Next, Aspen needs to produce three batches identical to the end product. Once that target is met, Aspen can apply for registration and then sell its supply of the J&J vaccine, which received clearance in the European Union this week after an emergency use authorization in the U.S.

Aspen’s heft could help a continent with otherwise limited vaccine manufacturing capacity and alleviate some concerns that poorer nations will be left without supplies due to the huge demand from richer countries.

South Africa is “in a great position as a country around procurement of vaccines because of what Aspen can offer,” Saad said.

The company, which on Thursday said it plans to resume paying dividends after a two-year break enforced by debt levels, is now in a position to make acquisitions.

Any purchases would be “additive rather than transformative,” Saad said. Aspen would look at countries or business areas in which it already operates, including buying sterile products, which are mostly used in hospitals, or a vaccine, he said.

© 2021 Bloomberg L.P.
Information pertaining to Covid-19, vaccines, how to control the spread of the virus and potential treatments is ever-changing. Under the South African Disaster Management Act Regulation 11(5)(c) it is prohibited to publish information through any medium with the intention to deceive people on government measures to address COVID-19. We are therefore disabling the comment section on this article in order to protect both the commenting member and ourselves from potential liability. Should you have additional information that you think we should know, please email [email protected]
Gallery
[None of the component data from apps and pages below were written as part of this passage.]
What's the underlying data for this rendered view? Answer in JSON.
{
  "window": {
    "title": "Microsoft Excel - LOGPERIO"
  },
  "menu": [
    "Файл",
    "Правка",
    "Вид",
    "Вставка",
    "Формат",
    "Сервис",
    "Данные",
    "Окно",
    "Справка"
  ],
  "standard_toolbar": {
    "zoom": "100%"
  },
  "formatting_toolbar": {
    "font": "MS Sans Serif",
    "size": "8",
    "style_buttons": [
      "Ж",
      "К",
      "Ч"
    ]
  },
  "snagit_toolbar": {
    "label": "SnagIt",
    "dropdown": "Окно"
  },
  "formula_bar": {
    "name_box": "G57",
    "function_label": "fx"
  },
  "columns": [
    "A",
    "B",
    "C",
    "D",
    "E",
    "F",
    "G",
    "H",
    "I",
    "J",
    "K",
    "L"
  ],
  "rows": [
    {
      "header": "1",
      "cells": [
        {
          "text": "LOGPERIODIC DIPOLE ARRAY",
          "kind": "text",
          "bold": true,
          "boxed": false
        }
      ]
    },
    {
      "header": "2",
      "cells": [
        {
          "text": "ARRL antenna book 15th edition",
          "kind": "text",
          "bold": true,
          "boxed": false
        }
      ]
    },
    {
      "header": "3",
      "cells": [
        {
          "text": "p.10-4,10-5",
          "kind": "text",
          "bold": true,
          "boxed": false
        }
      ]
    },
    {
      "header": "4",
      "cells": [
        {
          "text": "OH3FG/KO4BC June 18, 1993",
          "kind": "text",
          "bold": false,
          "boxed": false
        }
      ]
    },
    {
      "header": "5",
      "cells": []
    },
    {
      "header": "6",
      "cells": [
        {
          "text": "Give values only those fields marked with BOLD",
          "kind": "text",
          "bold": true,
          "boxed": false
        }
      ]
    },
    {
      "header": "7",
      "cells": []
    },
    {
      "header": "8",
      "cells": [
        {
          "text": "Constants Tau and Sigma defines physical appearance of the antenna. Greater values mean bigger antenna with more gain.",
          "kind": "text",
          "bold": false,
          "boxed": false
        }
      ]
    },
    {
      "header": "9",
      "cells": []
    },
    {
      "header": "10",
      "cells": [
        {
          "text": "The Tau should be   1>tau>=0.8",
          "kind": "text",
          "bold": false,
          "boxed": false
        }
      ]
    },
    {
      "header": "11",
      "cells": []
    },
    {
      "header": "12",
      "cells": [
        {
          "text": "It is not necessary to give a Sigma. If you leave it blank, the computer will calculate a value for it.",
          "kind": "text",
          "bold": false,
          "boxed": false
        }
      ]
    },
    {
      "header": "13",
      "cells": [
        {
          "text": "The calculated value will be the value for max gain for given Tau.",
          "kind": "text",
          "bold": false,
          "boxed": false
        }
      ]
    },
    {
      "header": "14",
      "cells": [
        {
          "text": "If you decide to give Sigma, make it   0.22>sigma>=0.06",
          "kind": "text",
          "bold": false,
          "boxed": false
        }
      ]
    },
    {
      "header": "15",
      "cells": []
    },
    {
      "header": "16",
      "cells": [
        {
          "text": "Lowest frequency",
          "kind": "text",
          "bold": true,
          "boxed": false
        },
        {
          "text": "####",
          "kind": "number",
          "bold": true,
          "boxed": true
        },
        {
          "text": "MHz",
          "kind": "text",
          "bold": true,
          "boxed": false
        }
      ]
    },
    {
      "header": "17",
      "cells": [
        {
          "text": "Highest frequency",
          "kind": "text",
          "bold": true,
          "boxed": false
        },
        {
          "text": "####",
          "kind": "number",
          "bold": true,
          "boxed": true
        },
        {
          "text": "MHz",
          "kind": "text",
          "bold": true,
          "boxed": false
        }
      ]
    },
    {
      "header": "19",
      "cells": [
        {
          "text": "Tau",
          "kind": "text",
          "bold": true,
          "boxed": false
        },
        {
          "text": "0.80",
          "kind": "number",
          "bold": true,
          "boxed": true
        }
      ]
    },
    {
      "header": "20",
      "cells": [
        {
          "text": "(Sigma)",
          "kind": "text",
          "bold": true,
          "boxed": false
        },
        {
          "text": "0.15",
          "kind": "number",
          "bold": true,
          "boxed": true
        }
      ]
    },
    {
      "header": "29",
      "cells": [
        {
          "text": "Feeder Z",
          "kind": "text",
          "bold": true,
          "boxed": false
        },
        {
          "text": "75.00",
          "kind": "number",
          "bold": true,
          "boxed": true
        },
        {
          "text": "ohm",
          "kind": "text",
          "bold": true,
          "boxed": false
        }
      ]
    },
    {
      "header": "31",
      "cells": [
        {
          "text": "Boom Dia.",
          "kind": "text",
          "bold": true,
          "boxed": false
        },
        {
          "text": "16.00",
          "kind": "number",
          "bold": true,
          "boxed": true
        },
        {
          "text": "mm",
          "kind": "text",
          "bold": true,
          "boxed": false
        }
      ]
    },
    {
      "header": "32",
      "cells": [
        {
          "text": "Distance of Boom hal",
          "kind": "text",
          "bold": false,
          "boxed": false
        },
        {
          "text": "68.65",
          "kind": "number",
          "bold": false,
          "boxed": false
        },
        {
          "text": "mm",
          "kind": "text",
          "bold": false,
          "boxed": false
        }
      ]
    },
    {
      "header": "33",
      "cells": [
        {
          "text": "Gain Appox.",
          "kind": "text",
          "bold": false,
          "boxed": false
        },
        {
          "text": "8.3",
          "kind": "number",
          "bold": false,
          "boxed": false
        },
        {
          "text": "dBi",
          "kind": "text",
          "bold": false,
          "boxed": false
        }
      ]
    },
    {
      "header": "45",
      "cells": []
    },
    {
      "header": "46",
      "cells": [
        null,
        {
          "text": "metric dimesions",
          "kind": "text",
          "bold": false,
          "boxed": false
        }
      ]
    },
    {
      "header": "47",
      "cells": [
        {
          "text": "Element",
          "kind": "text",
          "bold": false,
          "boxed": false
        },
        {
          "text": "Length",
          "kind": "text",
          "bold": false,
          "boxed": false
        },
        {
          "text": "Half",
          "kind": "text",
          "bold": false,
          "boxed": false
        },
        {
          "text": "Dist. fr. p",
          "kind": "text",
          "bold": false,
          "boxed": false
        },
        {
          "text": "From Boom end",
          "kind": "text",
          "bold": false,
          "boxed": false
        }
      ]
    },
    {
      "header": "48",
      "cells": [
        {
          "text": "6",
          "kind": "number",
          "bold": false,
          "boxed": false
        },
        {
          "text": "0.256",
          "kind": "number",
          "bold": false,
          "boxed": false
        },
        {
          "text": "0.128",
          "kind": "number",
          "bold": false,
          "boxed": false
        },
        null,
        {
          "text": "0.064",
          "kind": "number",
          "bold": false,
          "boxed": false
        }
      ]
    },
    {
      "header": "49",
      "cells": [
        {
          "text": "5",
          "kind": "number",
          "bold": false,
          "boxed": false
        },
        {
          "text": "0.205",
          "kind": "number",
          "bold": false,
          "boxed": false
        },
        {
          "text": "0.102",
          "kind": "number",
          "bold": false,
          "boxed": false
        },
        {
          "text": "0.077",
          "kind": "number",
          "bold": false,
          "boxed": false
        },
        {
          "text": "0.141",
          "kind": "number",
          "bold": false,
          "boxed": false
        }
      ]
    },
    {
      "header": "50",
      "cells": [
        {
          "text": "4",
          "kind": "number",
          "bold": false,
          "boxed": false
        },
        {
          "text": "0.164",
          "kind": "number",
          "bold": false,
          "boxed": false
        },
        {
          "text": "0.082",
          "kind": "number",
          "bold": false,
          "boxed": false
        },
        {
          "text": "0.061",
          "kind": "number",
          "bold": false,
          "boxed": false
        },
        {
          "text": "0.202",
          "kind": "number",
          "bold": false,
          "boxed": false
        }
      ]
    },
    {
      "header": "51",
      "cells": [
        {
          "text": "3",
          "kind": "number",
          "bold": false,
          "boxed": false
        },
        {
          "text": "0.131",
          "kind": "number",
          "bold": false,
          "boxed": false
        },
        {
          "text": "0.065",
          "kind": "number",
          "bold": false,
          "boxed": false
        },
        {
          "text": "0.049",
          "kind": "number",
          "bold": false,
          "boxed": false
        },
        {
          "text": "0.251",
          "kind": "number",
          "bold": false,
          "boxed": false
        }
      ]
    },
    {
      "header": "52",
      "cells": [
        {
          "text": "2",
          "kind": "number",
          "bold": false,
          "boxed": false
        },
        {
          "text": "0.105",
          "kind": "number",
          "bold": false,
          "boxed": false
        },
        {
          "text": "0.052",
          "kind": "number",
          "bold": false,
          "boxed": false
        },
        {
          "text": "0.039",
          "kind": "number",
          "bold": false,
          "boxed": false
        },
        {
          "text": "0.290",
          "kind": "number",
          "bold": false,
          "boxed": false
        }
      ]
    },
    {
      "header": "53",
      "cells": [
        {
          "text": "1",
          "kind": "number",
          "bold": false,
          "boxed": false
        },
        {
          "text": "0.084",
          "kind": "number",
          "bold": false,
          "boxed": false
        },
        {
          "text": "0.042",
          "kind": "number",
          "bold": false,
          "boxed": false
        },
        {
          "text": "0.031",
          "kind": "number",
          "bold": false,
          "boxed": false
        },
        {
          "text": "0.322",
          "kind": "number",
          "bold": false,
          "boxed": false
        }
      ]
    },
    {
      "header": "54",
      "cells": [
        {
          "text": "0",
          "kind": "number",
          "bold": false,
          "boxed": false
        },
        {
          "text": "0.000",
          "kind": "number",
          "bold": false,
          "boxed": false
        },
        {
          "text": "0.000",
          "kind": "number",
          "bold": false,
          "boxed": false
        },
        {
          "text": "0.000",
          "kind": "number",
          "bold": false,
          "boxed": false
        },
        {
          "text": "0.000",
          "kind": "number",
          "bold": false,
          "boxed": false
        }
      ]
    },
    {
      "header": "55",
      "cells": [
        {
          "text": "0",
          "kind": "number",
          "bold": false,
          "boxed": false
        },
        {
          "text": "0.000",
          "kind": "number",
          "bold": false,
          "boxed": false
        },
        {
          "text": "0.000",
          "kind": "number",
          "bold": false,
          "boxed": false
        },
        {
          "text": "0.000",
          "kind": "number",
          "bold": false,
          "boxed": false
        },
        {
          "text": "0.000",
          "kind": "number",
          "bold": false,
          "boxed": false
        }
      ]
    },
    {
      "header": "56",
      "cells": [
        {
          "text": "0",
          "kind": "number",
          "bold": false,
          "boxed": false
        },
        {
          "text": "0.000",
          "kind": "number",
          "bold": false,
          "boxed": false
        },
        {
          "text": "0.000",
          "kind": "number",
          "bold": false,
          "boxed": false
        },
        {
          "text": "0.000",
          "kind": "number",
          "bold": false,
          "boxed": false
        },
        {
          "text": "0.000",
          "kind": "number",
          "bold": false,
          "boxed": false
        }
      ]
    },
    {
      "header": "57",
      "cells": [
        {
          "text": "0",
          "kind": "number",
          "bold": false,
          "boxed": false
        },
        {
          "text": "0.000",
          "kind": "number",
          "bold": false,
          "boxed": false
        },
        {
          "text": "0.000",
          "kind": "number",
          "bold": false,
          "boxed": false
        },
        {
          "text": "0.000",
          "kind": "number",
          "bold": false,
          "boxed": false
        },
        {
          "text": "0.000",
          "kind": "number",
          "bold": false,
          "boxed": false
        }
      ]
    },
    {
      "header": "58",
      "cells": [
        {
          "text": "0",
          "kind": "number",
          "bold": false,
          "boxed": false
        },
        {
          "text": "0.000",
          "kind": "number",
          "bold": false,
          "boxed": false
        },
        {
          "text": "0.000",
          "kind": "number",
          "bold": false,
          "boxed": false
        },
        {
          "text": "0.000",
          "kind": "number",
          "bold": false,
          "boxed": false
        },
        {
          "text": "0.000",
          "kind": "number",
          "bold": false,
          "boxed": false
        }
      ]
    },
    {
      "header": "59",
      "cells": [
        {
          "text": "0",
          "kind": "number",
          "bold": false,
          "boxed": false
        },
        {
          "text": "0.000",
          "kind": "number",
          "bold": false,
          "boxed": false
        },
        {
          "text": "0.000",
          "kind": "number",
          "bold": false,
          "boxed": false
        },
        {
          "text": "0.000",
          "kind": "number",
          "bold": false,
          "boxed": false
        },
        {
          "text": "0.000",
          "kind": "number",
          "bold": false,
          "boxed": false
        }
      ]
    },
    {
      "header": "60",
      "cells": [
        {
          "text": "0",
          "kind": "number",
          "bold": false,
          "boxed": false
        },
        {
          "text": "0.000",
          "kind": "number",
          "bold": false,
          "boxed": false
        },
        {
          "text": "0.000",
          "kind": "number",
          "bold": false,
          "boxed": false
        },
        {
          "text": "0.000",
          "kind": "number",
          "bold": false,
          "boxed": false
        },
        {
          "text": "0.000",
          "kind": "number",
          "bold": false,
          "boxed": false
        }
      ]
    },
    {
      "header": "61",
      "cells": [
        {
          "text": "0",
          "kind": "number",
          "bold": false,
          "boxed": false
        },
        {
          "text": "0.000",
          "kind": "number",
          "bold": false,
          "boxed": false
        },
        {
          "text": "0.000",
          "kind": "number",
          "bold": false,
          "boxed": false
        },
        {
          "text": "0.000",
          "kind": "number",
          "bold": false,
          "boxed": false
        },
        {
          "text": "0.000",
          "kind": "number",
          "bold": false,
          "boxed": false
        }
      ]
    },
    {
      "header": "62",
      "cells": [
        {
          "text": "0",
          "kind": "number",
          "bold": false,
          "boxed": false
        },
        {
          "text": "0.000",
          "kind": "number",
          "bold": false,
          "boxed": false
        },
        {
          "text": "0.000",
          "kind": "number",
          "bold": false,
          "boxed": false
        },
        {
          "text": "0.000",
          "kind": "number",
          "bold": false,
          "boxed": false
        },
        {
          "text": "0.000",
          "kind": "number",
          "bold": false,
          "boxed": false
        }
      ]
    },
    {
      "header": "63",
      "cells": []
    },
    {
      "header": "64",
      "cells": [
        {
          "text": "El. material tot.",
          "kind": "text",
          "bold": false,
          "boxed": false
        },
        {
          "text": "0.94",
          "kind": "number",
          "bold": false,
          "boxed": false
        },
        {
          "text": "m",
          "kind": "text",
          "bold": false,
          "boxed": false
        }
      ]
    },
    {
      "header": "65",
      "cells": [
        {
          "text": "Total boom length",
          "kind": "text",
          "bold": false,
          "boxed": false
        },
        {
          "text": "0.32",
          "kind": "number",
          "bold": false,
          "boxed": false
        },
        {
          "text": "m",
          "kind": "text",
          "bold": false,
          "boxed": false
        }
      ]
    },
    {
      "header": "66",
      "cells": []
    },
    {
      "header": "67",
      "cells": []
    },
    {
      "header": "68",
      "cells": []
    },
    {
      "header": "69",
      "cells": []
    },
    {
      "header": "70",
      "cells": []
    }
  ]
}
Please peer review 3 community comments before your comment can be posted